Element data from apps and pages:
== Segment start ==

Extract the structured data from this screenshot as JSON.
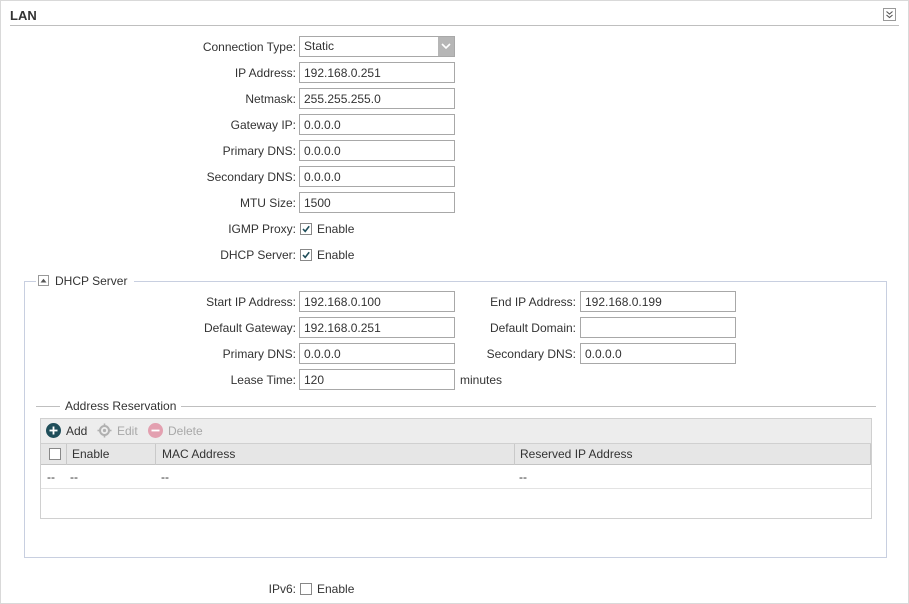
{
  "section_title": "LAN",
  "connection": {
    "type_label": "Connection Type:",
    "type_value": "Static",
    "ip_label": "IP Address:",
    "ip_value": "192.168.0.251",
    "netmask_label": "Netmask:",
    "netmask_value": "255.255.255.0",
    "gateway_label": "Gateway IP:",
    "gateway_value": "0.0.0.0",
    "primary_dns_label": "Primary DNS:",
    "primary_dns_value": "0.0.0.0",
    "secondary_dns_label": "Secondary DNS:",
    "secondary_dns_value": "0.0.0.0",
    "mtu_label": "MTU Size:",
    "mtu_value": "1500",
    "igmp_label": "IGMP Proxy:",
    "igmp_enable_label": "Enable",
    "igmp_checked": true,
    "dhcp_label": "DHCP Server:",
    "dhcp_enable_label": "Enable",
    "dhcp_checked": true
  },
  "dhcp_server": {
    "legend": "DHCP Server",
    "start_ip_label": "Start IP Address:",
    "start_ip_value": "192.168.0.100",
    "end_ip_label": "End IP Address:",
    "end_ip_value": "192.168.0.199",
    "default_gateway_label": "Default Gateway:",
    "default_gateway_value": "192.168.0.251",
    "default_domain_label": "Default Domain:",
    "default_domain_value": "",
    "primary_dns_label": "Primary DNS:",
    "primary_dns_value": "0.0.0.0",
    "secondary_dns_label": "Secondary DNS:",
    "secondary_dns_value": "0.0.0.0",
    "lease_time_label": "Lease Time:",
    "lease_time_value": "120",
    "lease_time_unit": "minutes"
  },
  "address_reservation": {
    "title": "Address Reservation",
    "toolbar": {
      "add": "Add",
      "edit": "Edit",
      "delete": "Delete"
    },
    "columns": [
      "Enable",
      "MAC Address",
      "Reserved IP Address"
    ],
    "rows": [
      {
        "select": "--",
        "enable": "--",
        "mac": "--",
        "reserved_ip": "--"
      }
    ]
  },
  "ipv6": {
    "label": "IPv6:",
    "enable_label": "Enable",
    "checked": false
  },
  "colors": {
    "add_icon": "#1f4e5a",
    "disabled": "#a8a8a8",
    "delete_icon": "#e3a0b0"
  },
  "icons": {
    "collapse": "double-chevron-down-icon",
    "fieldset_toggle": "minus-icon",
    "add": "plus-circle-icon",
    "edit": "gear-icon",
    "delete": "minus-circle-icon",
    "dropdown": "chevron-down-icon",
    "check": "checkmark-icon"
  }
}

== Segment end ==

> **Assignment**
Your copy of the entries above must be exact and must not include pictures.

> **Solution to this task**
Extract the structured data from this screenshot as JSON.
{
  "section_title": "LAN",
  "connection": {
    "type_label": "Connection Type:",
    "type_value": "Static",
    "ip_label": "IP Address:",
    "ip_value": "192.168.0.251",
    "netmask_label": "Netmask:",
    "netmask_value": "255.255.255.0",
    "gateway_label": "Gateway IP:",
    "gateway_value": "0.0.0.0",
    "primary_dns_label": "Primary DNS:",
    "primary_dns_value": "0.0.0.0",
    "secondary_dns_label": "Secondary DNS:",
    "secondary_dns_value": "0.0.0.0",
    "mtu_label": "MTU Size:",
    "mtu_value": "1500",
    "igmp_label": "IGMP Proxy:",
    "igmp_enable_label": "Enable",
    "igmp_checked": true,
    "dhcp_label": "DHCP Server:",
    "dhcp_enable_label": "Enable",
    "dhcp_checked": true
  },
  "dhcp_server": {
    "legend": "DHCP Server",
    "start_ip_label": "Start IP Address:",
    "start_ip_value": "192.168.0.100",
    "end_ip_label": "End IP Address:",
    "end_ip_value": "192.168.0.199",
    "default_gateway_label": "Default Gateway:",
    "default_gateway_value": "192.168.0.251",
    "default_domain_label": "Default Domain:",
    "default_domain_value": "",
    "primary_dns_label": "Primary DNS:",
    "primary_dns_value": "0.0.0.0",
    "secondary_dns_label": "Secondary DNS:",
    "secondary_dns_value": "0.0.0.0",
    "lease_time_label": "Lease Time:",
    "lease_time_value": "120",
    "lease_time_unit": "minutes"
  },
  "address_reservation": {
    "title": "Address Reservation",
    "toolbar": {
      "add": "Add",
      "edit": "Edit",
      "delete": "Delete"
    },
    "columns": [
      "Enable",
      "MAC Address",
      "Reserved IP Address"
    ],
    "rows": [
      {
        "select": "--",
        "enable": "--",
        "mac": "--",
        "reserved_ip": "--"
      }
    ]
  },
  "ipv6": {
    "label": "IPv6:",
    "enable_label": "Enable",
    "checked": false
  },
  "colors": {
    "add_icon": "#1f4e5a",
    "disabled": "#a8a8a8",
    "delete_icon": "#e3a0b0"
  },
  "icons": {
    "collapse": "double-chevron-down-icon",
    "fieldset_toggle": "minus-icon",
    "add": "plus-circle-icon",
    "edit": "gear-icon",
    "delete": "minus-circle-icon",
    "dropdown": "chevron-down-icon",
    "check": "checkmark-icon"
  }
}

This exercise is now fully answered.